There is a major conflict among intellectuals of the country, every time some Indian moves out of the country for a ‘better life’. That better life comes in many different forms; career opportunities, luxurious lifestyle, advanced facilities, educational aid, more ‘open-minded’ people, dream location (The city of love, The city that never sleeps, Hollywood, recognize these places without naming them?), and so on. The conflict that arises is, why can’t they contribute to creating a better life right here? If only it was that simple, there is a real dilemma here.
“Why do you work abroad? Work here in India, serve your nation, we need your talent here.”
“But there is no good job available worth my skills here. Everything I’ve worked hard for all these years will go in vain.”
“Who will create those jobs, if not people like you?”
“Creating a job and applying a skill are different things. I’m not an entrepreneur or a part of the government, or it’s entities that create jobs for others.”
“Then why don’t you become one of these too?”
“My talent and abilities are best in applying the skill I’ve learned, this is what I’ve wanted to do all my life.”
A lot of Indians get educated and then move out for a better career. Sundar Pichai, born in Tamil Nadu and an alumnus of IIT Kharagpur, is the CEO of Google. As much as it makes all of us proud, it ignites a thought, how fortunate our economy would be if people like him with extraordinary talent worked here instead. While some jobs are just comparatively better abroad, some jobs are hardly available in India at all. For example, Research and Development Sector is a major reason that holds the development of America steady. In India, it is still a weak sector in the sense that it is highly needed yet minimally present. But does that mean it will always be like this?
India is still a developing country and at a very fast rate. It is a growing tree with fruits to bear in future. Looking further at the R&D sector itself, Indian based R&D service companies grew at a fast rate of 12.67%. According to India Brand Equity Foundation, “India has moved up to the 60th position in the 10th edition of Global Innovation Index (GII) in 2017 and will likely get into the list of the top 25 nations in the next 10 years.” Entrepreneurs will rise and create jobs, institutions will develop better, all jobs are interdependent in an economy, one will help another, and the scope is unlimited, even if there are hurdles. Clearly, there is no limit as of now for growth of India, but when it comes to individual growth if you think you can bring out your best here, go ahead! If not, bring out your best wherever you can, you are allowed to live your life to its full potential. However, maybe in future, your abilities can find a place here; keep a track of your country’s growth.

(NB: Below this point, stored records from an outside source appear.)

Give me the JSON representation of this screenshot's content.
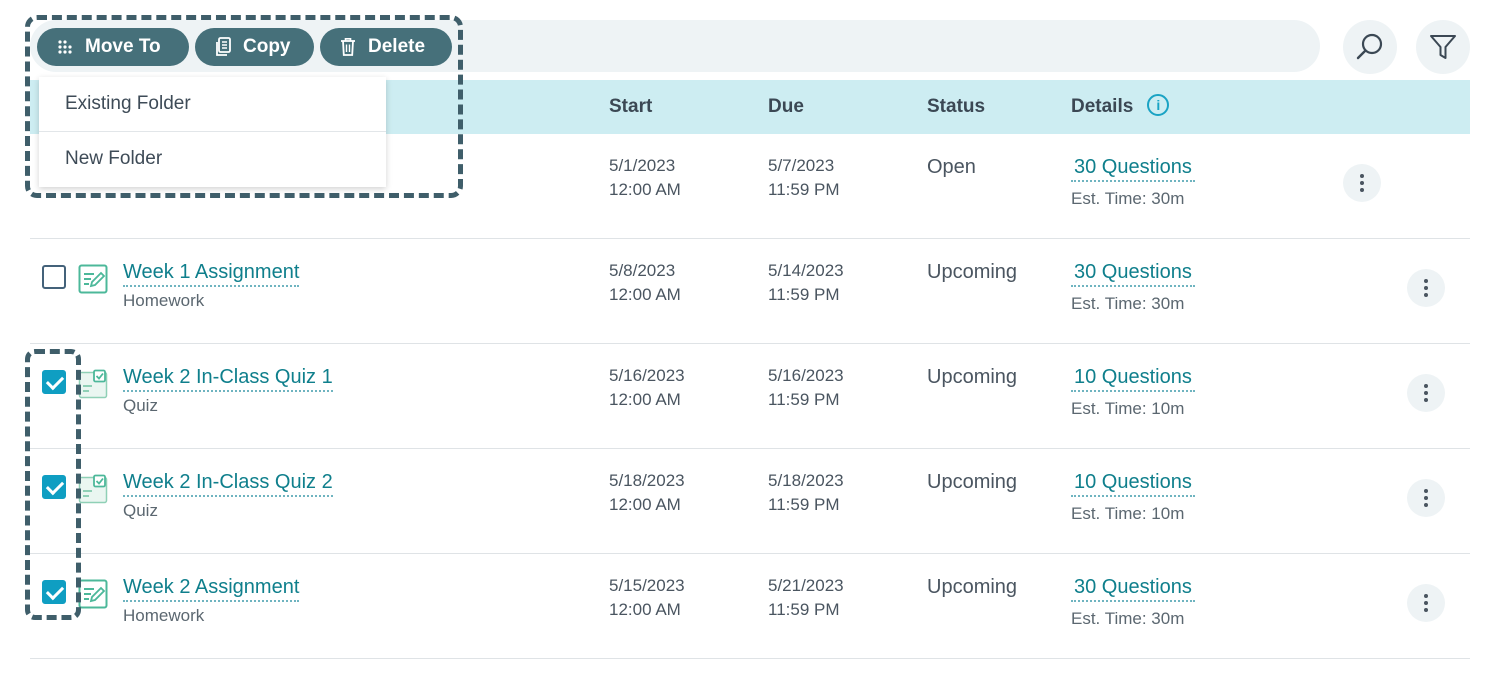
{
  "toolbar": {
    "move_label": "Move To",
    "copy_label": "Copy",
    "delete_label": "Delete"
  },
  "dropdown": {
    "items": [
      "Existing Folder",
      "New Folder"
    ]
  },
  "table": {
    "headers": {
      "start": "Start",
      "due": "Due",
      "status": "Status",
      "details": "Details"
    },
    "rows": [
      {
        "title": "",
        "type": "",
        "start_date": "5/1/2023",
        "start_time": "12:00 AM",
        "due_date": "5/7/2023",
        "due_time": "11:59 PM",
        "status": "Open",
        "questions": "30 Questions",
        "est_time": "Est. Time: 30m",
        "checked": false
      },
      {
        "title": "Week 1 Assignment",
        "type": "Homework",
        "start_date": "5/8/2023",
        "start_time": "12:00 AM",
        "due_date": "5/14/2023",
        "due_time": "11:59 PM",
        "status": "Upcoming",
        "questions": "30 Questions",
        "est_time": "Est. Time: 30m",
        "checked": false
      },
      {
        "title": "Week 2 In-Class Quiz 1",
        "type": "Quiz",
        "start_date": "5/16/2023",
        "start_time": "12:00 AM",
        "due_date": "5/16/2023",
        "due_time": "11:59 PM",
        "status": "Upcoming",
        "questions": "10 Questions",
        "est_time": "Est. Time: 10m",
        "checked": true
      },
      {
        "title": "Week 2 In-Class Quiz 2",
        "type": "Quiz",
        "start_date": "5/18/2023",
        "start_time": "12:00 AM",
        "due_date": "5/18/2023",
        "due_time": "11:59 PM",
        "status": "Upcoming",
        "questions": "10 Questions",
        "est_time": "Est. Time: 10m",
        "checked": true
      },
      {
        "title": "Week 2 Assignment",
        "type": "Homework",
        "start_date": "5/15/2023",
        "start_time": "12:00 AM",
        "due_date": "5/21/2023",
        "due_time": "11:59 PM",
        "status": "Upcoming",
        "questions": "30 Questions",
        "est_time": "Est. Time: 30m",
        "checked": true
      }
    ]
  },
  "icons": {
    "move": "drag-dots-icon",
    "copy": "copy-icon",
    "delete": "trash-icon",
    "search": "search-icon",
    "filter": "filter-icon",
    "info": "info-icon",
    "homework": "homework-icon",
    "quiz": "quiz-icon",
    "more": "more-vertical-icon"
  },
  "colors": {
    "toolbar_button": "#46707a",
    "header_bg": "#cdedf2",
    "link": "#0f7f8c",
    "checkbox_checked": "#0f9ec2",
    "dashed_outline": "#3f5e6a"
  }
}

This was just one aspect of the scenario. Many more arguments persist. There is racism towards ‘brown people’ abroad. Why would anyone want to go there? There are open-minded people over here too. Education and globalisation have been so rapid past few years, there are many rational, enlightened, sophisticated, basically all kinds of people here too. But here is a counter-argument. A developed country sees us as a foreigner and we call them racist. We are still developing, and we have also started encountering such cases already. There have been African racism cases this year that have made it to global news agencies. No, few cases don’t prove anything. India is not racist. Let’s hope it never becomes that. But it’ll be hypocrisy if we say we are perfect and others are not. We are all just people all over the world. Some people will definitely be more comfortable in their homeland, but some people are born explorers who just won’t stay at one place. Why cage those free birds?
Also, there are facilities like free ‘quality’ education provided by the government in some countries, free ‘quality’ health care in another country and redemption from tax payment in some other countries. All these attract Indians as they create a better lifestyle. But repeating the crux of this whole dilemma, India is still developing, all those other countries are developed. Maybe in future, all these facilities will be available here too, in good quality that everyone would want. Till then, if you really need that foreign education aid, go ahead! If you can afford a good but expensive education here, go ahead! Different people have different needs, after all.
All these situations can be looked at from different angles, from individual desires to love for the nation. Ultimately, it’s not all people who choose to go out, it won’t be all people who choose to stay here, that’s what freedom is all about.
The dilemma lives on because that’s what ‘open-mind’ is all about. Consider both sides of the coin and don’t refrain from choosing the best option.